* [Brief]: The expected output is the data itself, duplicated in full.

* [Data for this exercise]:

__________

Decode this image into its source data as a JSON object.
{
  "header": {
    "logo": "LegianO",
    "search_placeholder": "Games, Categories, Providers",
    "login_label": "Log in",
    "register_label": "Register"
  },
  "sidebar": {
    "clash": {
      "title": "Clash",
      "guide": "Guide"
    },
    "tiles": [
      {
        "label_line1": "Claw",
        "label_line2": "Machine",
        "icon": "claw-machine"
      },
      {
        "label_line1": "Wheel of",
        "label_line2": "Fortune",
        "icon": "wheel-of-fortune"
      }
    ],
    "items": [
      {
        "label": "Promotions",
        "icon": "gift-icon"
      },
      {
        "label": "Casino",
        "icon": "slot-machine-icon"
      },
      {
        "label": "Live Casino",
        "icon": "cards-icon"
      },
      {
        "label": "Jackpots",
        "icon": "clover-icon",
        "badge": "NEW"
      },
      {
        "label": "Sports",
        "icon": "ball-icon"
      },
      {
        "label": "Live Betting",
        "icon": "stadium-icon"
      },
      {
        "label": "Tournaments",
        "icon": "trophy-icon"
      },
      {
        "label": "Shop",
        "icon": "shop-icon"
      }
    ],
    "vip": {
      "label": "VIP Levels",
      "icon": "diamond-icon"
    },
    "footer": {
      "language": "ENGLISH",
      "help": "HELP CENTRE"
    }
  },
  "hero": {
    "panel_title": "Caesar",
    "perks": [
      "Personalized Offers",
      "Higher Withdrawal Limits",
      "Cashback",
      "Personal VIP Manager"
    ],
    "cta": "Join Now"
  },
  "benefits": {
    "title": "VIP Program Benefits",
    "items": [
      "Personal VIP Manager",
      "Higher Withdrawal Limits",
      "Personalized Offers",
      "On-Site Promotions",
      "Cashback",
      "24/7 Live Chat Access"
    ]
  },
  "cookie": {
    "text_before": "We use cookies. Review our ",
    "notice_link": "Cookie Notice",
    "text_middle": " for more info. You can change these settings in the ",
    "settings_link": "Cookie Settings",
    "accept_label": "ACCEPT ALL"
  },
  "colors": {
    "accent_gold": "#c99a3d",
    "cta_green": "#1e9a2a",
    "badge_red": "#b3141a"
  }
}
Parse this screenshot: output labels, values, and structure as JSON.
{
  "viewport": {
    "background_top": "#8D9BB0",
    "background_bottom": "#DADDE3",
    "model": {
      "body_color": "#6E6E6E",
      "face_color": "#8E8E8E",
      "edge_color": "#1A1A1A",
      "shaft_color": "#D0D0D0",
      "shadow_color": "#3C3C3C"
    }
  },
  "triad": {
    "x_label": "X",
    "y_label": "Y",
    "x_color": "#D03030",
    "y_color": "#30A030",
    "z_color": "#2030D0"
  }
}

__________

* [Solution for this problem]:
Decode this image into its source data as a JSON object.
{
  "header": {
    "logo": "LegianO",
    "search_placeholder": "Games, Categories, Providers",
    "login_label": "Log in",
    "register_label": "Register"
  },
  "sidebar": {
    "clash": {
      "title": "Clash",
      "guide": "Guide"
    },
    "tiles": [
      {
        "label_line1": "Claw",
        "label_line2": "Machine",
        "icon": "claw-machine"
      },
      {
        "label_line1": "Wheel of",
        "label_line2": "Fortune",
        "icon": "wheel-of-fortune"
      }
    ],
    "items": [
      {
        "label": "Promotions",
        "icon": "gift-icon"
      },
      {
        "label": "Casino",
        "icon": "slot-machine-icon"
      },
      {
        "label": "Live Casino",
        "icon": "cards-icon"
      },
      {
        "label": "Jackpots",
        "icon": "clover-icon",
        "badge": "NEW"
      },
      {
        "label": "Sports",
        "icon": "ball-icon"
      },
      {
        "label": "Live Betting",
        "icon": "stadium-icon"
      },
      {
        "label": "Tournaments",
        "icon": "trophy-icon"
      },
      {
        "label": "Shop",
        "icon": "shop-icon"
      }
    ],
    "vip": {
      "label": "VIP Levels",
      "icon": "diamond-icon"
    },
    "footer": {
      "language": "ENGLISH",
      "help": "HELP CENTRE"
    }
  },
  "hero": {
    "panel_title": "Caesar",
    "perks": [
      "Personalized Offers",
      "Higher Withdrawal Limits",
      "Cashback",
      "Personal VIP Manager"
    ],
    "cta": "Join Now"
  },
  "benefits": {
    "title": "VIP Program Benefits",
    "items": [
      "Personal VIP Manager",
      "Higher Withdrawal Limits",
      "Personalized Offers",
      "On-Site Promotions",
      "Cashback",
      "24/7 Live Chat Access"
    ]
  },
  "cookie": {
    "text_before": "We use cookies. Review our ",
    "notice_link": "Cookie Notice",
    "text_middle": " for more info. You can change these settings in the ",
    "settings_link": "Cookie Settings",
    "accept_label": "ACCEPT ALL"
  },
  "colors": {
    "accent_gold": "#c99a3d",
    "cta_green": "#1e9a2a",
    "badge_red": "#b3141a"
  }
}
Parse this screenshot: output labels, values, and structure as JSON.
{
  "viewport": {
    "background_top": "#8D9BB0",
    "background_bottom": "#DADDE3",
    "model": {
      "body_color": "#6E6E6E",
      "face_color": "#8E8E8E",
      "edge_color": "#1A1A1A",
      "shaft_color": "#D0D0D0",
      "shadow_color": "#3C3C3C"
    }
  },
  "triad": {
    "x_label": "X",
    "y_label": "Y",
    "x_color": "#D03030",
    "y_color": "#30A030",
    "z_color": "#2030D0"
  }
}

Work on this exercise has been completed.